▸ Supplied material:
◆ ◆ ◆ ◆
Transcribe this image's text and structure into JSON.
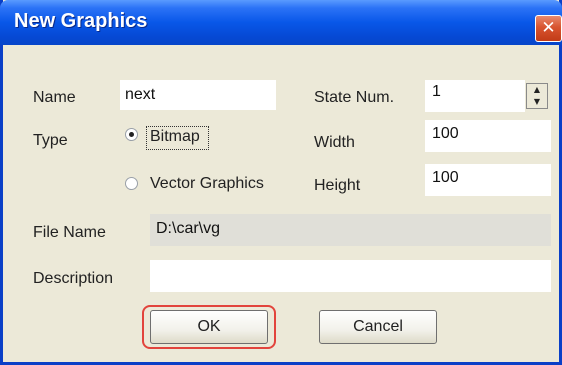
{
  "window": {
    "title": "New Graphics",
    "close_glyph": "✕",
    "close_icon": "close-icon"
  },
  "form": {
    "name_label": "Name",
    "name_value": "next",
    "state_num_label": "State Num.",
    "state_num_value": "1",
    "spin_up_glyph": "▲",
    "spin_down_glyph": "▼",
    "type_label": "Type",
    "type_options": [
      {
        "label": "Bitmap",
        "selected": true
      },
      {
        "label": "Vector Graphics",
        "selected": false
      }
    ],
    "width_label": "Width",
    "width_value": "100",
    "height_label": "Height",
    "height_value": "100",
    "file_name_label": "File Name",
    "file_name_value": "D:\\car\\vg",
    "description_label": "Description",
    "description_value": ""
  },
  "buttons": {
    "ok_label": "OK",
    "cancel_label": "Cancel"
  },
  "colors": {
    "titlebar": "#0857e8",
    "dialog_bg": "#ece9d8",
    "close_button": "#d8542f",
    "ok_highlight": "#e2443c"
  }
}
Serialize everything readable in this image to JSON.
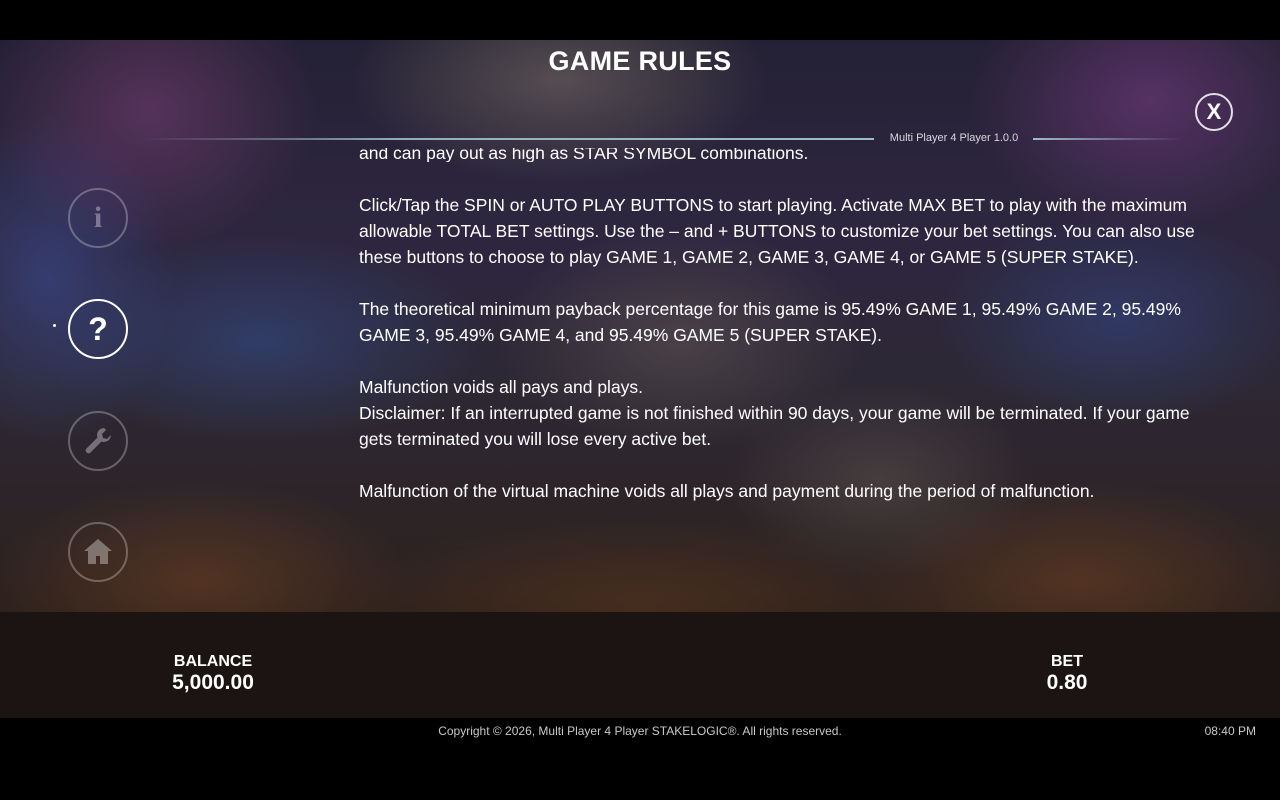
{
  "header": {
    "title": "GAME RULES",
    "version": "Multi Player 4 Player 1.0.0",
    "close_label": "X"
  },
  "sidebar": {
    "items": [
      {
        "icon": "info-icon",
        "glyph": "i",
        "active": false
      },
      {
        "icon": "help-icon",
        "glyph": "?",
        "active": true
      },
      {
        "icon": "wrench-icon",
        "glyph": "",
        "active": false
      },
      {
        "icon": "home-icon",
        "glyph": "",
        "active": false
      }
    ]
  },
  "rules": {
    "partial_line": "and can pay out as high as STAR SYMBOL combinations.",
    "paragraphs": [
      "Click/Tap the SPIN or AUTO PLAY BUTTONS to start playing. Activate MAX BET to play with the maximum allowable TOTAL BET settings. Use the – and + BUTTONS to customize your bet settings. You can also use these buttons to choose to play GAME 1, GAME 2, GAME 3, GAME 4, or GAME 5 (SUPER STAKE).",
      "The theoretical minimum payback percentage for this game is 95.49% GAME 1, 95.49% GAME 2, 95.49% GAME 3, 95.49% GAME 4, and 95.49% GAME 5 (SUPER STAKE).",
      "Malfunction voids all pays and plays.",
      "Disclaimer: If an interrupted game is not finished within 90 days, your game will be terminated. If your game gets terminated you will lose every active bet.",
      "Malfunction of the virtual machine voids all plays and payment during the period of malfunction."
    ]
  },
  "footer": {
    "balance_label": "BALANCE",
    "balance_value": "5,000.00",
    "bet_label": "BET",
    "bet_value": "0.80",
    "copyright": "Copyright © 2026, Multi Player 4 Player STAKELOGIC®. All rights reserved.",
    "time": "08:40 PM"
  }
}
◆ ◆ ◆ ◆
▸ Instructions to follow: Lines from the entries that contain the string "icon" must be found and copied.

▸ Written answer:
    "close_icon": "close-icon"
        "icon": "info-icon",
        "icon": "help-icon",
        "icon": "wrench-icon",
        "icon": "home-icon",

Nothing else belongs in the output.